Jeremy Hobson: If you can't beat 'em, join 'em. That's the MO for some independent booksellers. They've discovered they can get a better price at Amazon or Walmart than they can from their regular distributors. So they buy online and then just turn around and sell the books in their stores.
Gillette Kempf: I go to Amazon when they're offering over 40 percent discount on an item.
Gillette Kempf runs Borealis Bookstore in Wadena, Minn. To combat what she and other booksellers are doing, Amazon, Target and Wal-Mart are putting limits on how many copies of a book can be bought.
But publishing analyst Michael Norris at Simba Information says it's the big chains that are causing the problem in the first place.
Michael Norris: Non-bookstore retailers can sell books at a loss, and they can sell books for less than the price they paid, because they usually like to treat them as loss leaders.
Meaning they sell them at a loss hoping customers will be drawn in to buy other things.

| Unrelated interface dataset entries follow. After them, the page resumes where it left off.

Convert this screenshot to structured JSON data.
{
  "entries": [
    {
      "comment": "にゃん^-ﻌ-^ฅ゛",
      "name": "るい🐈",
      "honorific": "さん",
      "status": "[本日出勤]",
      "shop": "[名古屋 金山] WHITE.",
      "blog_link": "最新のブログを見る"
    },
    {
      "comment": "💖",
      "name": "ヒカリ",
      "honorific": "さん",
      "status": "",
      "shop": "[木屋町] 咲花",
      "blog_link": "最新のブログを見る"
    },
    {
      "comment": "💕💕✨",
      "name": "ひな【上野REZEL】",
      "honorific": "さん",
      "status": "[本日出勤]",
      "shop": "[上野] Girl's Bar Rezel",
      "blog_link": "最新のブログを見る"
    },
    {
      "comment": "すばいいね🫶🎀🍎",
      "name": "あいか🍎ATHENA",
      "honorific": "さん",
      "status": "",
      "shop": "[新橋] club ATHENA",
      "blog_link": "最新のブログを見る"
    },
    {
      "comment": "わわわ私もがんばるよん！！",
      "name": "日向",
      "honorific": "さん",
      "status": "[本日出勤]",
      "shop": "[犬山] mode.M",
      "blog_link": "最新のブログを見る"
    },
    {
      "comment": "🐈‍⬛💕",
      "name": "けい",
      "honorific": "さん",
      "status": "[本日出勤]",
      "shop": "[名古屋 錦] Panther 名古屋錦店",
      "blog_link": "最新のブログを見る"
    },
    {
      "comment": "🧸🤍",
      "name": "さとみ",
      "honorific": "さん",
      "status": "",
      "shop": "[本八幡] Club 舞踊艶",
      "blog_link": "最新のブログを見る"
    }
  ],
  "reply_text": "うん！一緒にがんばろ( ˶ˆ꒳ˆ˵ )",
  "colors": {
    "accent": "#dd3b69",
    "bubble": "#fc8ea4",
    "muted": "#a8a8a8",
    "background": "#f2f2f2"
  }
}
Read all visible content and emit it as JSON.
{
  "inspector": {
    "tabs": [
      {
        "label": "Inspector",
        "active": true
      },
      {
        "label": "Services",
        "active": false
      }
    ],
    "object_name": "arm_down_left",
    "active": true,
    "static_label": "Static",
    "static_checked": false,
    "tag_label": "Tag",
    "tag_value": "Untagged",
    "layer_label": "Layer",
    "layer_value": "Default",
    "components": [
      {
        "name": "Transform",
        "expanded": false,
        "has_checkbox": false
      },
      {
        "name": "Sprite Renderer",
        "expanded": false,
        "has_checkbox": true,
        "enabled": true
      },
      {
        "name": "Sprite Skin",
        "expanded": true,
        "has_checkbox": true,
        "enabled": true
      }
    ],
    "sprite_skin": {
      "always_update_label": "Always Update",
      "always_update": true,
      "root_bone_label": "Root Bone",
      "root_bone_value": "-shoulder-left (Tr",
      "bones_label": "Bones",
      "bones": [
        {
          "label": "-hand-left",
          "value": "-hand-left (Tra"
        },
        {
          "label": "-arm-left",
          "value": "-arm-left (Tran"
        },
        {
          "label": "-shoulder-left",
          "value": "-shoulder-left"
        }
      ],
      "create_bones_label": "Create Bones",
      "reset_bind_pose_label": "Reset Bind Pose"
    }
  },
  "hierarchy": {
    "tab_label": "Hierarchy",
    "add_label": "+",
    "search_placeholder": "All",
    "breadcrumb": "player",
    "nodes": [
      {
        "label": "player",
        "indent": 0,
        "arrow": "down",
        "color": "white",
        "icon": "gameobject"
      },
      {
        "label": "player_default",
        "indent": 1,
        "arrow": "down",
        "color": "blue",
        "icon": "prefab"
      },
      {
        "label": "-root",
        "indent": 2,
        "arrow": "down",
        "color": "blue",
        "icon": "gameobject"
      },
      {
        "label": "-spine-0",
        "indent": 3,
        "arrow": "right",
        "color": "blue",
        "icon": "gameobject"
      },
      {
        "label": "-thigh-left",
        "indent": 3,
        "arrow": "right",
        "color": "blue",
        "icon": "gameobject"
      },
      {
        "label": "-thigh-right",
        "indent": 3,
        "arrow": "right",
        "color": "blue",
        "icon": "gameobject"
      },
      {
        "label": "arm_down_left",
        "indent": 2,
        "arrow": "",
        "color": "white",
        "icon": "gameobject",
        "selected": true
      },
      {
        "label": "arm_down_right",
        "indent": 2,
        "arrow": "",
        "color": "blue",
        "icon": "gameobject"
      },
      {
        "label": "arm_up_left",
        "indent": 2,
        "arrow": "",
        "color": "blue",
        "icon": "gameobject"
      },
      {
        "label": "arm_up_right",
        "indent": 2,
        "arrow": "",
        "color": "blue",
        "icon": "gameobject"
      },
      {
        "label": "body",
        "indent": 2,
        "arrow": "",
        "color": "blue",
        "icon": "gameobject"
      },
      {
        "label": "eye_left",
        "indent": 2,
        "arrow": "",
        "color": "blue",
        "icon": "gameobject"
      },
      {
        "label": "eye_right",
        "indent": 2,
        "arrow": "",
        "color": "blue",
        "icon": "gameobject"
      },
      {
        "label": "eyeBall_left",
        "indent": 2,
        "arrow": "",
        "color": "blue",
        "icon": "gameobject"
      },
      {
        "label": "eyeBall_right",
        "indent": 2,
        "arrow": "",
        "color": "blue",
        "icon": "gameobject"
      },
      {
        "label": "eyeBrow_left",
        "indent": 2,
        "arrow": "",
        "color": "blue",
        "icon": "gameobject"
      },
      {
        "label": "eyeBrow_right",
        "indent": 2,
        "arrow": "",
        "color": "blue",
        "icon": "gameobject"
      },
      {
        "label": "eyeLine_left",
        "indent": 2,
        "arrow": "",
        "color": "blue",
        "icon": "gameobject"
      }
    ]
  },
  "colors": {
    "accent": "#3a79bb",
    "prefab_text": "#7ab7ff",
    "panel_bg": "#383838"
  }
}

Norris: The problem is that they're carrying these books and they have no stake in the future of printed books.
Still, Gillette Kempf at the bookstore in Wadena isn't worried she'll be run out of business. She says no online algorithm can provide the kind of customer service that she does.
In New York, I'm Jeremy Hobson for Marketplace.